Introductionpart I Overlaps between the Jurisdictions of International Courts and Tribunals1. What Constitutes Competing Proceedings?2. Delineation of Jurisdictional Overlaps: Theory and PracticePart II Legal and Policy Issues Concerning the Competition between the Jurisdictions of International Courts and Tribunals3. Jurisdictional Competition in View of the Systematic Nature of International Courts and Tribunals4. Jurisdiction-Regulating Norms Governing Competition Involving Domestic Courts: Should They be Introduced into International Law?Part III The Regulation of Competition between Jurisdictions of International Courts and Tribunals: lex lata and lex ferenda5. Competition-Regulating Norms found in Instruments Governing the Jurisdiction of International Courts and Tribunals6. Jurisdiction-Regulating Norms, Derived From Sources Other than Treaties, as Applied by International Courts and Tribunals7. Possibilities for Future ImprovementConclusionsTable of AuthoritiesIndex

Editorial Reviews

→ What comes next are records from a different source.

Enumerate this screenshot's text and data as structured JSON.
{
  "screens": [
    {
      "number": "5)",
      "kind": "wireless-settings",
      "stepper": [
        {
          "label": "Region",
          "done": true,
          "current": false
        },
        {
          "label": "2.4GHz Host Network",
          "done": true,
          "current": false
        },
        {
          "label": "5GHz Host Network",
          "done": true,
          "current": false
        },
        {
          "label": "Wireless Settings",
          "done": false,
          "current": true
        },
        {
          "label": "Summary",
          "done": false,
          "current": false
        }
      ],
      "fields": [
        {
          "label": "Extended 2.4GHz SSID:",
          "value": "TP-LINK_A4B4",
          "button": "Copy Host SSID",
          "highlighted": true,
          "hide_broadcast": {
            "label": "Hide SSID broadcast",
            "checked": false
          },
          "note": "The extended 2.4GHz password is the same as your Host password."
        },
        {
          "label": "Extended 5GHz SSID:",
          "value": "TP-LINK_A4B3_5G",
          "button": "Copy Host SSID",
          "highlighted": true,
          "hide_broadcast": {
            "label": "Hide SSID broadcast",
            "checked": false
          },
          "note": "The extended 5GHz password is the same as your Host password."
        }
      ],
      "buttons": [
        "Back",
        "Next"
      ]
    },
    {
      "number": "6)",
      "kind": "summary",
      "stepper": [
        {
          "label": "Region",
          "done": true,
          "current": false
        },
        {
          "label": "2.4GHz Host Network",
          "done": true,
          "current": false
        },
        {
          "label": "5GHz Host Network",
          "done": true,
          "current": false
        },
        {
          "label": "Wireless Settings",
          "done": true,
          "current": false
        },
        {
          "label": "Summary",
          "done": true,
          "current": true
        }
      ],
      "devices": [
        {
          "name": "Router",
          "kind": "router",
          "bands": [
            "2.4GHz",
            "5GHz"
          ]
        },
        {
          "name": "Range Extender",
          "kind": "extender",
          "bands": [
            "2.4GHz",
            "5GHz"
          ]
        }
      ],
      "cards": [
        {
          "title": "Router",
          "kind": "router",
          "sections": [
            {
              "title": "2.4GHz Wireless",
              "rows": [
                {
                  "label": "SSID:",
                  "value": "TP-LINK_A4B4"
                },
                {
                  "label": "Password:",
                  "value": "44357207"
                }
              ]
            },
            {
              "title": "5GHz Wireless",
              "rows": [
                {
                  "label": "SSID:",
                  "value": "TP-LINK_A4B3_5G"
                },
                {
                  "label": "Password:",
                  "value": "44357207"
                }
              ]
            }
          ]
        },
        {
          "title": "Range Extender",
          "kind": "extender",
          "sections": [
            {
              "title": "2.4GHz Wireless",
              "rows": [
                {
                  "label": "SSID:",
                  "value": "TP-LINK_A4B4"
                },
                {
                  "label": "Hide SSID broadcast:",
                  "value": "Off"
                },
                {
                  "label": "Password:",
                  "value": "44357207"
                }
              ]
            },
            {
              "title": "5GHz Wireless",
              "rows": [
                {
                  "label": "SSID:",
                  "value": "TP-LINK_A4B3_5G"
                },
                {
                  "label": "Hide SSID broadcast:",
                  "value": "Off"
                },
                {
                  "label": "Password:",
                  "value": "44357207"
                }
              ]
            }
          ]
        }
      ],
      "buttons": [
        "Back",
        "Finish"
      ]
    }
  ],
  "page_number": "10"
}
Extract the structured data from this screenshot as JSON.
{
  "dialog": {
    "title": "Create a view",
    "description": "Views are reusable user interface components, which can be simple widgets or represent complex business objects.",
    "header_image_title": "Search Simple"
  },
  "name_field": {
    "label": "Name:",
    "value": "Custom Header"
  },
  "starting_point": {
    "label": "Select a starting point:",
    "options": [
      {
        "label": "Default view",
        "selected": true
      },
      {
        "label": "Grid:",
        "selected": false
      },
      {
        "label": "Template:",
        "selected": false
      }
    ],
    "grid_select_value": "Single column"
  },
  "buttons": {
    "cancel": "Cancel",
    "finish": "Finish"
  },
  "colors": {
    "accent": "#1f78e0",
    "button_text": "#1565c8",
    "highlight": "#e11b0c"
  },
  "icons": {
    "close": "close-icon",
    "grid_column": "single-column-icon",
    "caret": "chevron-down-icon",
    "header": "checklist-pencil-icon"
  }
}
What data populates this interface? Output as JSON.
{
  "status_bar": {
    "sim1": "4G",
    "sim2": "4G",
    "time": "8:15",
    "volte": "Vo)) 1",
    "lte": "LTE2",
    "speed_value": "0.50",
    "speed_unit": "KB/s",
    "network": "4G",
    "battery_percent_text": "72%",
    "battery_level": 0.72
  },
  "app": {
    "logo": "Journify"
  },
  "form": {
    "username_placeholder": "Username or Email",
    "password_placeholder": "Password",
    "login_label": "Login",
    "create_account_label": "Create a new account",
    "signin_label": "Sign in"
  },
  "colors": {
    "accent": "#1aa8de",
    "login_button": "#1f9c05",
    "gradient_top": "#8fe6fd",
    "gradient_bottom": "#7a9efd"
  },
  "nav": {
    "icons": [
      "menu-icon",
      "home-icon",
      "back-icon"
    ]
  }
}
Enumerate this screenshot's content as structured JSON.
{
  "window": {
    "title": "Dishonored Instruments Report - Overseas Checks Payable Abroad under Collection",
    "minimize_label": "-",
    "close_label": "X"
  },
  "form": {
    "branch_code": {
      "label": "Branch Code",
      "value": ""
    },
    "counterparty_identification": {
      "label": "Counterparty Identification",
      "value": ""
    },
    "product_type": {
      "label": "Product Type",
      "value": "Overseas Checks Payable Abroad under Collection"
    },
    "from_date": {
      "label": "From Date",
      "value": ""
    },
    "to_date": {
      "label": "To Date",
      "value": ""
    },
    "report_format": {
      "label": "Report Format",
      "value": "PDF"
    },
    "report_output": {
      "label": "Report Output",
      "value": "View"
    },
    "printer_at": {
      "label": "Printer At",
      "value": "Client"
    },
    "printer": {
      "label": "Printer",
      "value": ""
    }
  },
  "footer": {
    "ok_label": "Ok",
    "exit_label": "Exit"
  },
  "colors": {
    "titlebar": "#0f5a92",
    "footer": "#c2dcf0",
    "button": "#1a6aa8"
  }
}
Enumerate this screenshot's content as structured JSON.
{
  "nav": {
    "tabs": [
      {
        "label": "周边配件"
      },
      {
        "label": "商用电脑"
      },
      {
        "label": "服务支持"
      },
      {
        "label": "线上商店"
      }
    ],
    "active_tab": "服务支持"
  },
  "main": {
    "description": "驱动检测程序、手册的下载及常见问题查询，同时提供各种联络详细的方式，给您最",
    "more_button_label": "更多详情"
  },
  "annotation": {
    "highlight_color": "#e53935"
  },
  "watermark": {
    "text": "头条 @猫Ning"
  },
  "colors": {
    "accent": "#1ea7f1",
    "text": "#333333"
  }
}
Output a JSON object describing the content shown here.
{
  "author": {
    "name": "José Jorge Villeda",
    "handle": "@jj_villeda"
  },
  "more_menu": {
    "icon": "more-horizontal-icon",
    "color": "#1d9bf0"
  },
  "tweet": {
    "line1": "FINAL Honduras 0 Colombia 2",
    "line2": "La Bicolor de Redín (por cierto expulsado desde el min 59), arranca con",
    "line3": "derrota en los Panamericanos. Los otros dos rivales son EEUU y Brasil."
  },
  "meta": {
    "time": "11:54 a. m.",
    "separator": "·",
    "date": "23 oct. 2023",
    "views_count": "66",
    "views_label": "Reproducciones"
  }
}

`Yuval Shany's book is an original, useful and timely response to the recent academic need to examine the phenomenon of competing jurisdictions in international law. It will undoubtedly retain its importance and significance in the foreseeable future.'The Cambridge Law Journal